_Work task_:
Every line in the records below with the string "placeholder" needs to be copied out.

_Records for the task_:
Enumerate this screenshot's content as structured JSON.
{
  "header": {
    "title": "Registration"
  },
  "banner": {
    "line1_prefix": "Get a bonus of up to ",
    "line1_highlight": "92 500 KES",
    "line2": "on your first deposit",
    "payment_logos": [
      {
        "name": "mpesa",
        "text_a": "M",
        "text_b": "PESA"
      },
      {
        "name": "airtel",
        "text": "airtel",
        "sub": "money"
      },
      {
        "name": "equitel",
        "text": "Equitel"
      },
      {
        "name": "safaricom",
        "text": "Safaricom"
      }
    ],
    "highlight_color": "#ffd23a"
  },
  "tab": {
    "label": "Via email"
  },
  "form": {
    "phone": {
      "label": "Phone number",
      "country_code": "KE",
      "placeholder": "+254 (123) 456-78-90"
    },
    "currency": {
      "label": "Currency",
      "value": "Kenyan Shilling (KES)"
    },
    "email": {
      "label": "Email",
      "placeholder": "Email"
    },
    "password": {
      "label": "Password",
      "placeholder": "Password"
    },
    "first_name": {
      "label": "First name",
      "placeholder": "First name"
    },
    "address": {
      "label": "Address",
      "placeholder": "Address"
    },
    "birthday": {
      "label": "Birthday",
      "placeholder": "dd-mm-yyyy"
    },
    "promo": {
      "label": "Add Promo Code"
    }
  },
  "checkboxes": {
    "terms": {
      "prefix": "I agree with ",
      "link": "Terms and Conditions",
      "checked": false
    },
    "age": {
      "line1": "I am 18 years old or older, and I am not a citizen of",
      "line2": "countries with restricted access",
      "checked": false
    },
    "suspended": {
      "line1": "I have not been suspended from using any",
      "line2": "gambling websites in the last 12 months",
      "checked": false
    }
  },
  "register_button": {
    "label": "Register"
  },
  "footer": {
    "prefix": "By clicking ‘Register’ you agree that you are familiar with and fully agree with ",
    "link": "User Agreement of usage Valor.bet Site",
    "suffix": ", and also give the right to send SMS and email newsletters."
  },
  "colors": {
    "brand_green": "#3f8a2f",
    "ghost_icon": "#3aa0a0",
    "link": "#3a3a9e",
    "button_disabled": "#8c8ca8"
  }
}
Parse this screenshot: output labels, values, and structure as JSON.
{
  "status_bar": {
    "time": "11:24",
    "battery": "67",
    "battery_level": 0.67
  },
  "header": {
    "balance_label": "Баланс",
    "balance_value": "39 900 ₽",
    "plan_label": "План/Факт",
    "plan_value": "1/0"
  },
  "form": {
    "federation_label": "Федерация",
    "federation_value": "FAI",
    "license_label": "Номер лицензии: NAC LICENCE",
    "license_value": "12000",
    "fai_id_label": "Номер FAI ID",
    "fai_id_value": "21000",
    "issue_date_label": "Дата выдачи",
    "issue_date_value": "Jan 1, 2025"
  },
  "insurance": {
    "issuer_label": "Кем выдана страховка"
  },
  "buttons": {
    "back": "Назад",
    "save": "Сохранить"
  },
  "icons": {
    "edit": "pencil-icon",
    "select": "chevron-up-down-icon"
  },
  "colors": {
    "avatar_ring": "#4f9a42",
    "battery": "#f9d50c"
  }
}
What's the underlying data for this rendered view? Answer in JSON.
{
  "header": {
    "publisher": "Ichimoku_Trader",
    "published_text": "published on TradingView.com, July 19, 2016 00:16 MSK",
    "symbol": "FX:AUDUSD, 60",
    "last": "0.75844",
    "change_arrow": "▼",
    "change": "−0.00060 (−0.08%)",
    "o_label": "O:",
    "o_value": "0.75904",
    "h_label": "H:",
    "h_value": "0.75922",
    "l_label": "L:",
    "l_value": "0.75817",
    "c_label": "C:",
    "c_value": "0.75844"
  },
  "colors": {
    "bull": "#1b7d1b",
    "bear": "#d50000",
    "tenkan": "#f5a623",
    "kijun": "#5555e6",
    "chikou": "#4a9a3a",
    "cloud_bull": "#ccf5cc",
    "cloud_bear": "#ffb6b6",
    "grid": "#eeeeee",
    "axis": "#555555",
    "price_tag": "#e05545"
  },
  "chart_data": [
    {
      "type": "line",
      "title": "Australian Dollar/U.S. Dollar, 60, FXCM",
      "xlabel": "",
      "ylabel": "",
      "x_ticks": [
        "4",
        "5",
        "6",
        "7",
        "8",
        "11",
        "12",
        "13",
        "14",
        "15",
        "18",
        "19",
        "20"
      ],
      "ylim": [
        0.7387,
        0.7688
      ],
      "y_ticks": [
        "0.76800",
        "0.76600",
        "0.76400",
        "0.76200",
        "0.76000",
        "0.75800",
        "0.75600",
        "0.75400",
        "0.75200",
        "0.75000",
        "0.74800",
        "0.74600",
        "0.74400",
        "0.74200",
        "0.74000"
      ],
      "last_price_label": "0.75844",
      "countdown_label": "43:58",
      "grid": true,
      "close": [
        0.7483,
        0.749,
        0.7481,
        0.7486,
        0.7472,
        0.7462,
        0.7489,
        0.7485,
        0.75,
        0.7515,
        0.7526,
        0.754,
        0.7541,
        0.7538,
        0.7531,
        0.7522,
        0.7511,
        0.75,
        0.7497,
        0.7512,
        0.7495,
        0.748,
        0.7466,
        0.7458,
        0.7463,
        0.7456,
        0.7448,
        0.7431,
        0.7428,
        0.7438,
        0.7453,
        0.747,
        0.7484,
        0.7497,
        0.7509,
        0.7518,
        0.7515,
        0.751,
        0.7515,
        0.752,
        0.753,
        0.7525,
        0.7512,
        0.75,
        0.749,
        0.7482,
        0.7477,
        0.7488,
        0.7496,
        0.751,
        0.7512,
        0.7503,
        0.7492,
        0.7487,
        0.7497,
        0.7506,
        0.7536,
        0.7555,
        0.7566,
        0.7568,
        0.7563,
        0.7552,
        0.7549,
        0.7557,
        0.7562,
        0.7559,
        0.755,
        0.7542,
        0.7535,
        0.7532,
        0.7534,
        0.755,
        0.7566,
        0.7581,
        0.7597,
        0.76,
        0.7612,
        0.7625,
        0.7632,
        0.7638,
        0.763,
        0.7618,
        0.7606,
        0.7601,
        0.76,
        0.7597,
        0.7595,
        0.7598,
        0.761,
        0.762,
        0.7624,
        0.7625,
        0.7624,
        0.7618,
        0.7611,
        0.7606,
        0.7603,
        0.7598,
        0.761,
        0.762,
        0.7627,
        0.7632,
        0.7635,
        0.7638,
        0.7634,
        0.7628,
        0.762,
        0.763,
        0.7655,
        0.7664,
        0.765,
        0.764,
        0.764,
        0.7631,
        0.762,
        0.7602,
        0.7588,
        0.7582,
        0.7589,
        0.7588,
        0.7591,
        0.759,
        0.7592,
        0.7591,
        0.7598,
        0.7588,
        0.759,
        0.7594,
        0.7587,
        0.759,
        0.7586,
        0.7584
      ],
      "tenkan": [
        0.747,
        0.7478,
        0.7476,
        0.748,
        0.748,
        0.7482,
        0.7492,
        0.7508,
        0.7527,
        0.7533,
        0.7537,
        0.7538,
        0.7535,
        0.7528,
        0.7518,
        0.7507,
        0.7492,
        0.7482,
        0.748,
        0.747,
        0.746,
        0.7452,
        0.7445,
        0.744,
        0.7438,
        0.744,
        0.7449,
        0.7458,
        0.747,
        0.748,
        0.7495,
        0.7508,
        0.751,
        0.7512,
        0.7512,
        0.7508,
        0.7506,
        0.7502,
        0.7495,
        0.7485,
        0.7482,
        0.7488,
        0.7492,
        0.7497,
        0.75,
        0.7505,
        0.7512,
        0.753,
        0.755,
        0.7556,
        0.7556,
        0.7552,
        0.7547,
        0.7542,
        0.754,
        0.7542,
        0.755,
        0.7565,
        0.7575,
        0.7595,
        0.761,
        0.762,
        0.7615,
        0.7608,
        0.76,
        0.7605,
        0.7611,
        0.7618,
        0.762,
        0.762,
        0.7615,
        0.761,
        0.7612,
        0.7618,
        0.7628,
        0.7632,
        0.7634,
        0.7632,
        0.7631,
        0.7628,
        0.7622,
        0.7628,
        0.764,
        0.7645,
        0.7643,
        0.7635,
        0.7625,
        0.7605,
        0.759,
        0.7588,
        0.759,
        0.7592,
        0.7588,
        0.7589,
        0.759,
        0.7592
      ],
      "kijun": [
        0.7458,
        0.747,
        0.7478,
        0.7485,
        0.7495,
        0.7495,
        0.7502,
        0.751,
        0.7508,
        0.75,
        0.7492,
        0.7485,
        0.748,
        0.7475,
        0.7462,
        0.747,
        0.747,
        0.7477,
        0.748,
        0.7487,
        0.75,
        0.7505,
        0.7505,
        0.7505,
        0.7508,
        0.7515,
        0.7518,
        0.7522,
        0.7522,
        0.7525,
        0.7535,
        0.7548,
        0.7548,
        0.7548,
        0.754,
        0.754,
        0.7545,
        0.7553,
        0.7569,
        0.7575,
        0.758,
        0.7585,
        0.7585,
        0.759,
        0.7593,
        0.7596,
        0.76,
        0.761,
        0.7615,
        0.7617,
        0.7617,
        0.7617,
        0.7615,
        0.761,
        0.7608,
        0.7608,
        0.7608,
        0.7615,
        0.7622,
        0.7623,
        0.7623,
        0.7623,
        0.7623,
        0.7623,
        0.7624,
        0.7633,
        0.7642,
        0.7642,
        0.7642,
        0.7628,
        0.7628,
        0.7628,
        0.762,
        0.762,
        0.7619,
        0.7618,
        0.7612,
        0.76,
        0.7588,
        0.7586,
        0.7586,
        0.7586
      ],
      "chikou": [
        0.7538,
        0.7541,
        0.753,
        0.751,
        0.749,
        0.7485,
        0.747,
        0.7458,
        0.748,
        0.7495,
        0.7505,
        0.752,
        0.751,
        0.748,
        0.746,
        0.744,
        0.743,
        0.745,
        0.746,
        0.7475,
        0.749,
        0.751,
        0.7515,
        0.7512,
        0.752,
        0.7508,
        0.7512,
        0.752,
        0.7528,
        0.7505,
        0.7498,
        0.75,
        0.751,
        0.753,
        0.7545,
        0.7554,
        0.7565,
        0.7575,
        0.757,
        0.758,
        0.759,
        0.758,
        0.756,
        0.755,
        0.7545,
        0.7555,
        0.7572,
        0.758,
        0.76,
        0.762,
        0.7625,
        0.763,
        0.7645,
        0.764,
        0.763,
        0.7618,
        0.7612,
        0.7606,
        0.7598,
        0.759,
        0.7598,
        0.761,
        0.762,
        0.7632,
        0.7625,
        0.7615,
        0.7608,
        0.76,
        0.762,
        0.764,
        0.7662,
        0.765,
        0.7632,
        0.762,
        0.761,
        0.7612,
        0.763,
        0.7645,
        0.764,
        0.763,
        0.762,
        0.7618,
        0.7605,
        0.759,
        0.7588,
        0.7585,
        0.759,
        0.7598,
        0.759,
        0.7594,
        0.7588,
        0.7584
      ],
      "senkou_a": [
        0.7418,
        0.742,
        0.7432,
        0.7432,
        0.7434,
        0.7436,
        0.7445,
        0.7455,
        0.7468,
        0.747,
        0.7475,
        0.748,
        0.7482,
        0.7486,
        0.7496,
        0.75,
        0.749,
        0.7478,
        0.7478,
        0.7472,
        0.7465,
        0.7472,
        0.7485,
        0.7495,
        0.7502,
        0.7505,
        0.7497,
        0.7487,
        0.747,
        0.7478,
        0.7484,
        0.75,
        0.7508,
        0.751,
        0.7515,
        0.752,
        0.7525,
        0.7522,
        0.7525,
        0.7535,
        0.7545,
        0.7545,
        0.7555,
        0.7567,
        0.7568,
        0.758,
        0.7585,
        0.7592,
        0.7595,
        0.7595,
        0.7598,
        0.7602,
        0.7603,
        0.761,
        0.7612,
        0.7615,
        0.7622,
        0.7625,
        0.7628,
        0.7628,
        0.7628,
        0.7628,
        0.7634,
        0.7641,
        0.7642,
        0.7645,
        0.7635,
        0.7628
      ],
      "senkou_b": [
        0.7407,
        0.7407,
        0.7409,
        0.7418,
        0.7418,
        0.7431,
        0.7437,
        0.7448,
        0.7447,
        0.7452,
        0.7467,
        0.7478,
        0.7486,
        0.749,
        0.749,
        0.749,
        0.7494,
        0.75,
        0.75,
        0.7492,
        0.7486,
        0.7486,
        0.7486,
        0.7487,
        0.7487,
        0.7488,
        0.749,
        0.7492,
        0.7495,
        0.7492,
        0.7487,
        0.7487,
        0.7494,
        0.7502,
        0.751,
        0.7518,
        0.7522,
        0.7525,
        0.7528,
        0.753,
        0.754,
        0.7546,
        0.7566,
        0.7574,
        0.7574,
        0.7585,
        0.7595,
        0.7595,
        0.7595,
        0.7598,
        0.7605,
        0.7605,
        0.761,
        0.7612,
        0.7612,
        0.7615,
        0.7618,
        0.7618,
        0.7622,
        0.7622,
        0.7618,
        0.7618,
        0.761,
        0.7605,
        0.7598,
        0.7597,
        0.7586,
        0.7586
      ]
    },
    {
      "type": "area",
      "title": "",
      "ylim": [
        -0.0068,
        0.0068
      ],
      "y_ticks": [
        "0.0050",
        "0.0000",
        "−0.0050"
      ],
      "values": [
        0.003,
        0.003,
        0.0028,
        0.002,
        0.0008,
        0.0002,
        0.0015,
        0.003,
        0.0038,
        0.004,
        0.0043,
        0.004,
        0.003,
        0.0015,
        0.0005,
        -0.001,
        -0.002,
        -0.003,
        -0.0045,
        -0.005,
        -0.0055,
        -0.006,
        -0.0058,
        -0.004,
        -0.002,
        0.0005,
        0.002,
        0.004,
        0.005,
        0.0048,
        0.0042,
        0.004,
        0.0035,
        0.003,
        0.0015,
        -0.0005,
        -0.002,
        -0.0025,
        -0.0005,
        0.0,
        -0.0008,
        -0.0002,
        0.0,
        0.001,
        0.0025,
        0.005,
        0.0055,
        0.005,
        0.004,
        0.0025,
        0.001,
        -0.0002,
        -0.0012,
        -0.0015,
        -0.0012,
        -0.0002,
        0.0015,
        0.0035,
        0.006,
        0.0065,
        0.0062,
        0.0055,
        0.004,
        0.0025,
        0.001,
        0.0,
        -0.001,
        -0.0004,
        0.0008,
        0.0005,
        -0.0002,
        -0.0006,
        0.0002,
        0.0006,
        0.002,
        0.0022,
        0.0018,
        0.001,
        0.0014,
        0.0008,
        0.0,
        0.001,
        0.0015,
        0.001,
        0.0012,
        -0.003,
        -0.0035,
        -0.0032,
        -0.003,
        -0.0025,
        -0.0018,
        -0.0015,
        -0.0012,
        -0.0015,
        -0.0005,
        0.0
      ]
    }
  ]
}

_Solution for this task_:
      "placeholder": "+254 (123) 456-78-90"
      "placeholder": "Email"
      "placeholder": "Password"
      "placeholder": "First name"
      "placeholder": "Address"
      "placeholder": "dd-mm-yyyy"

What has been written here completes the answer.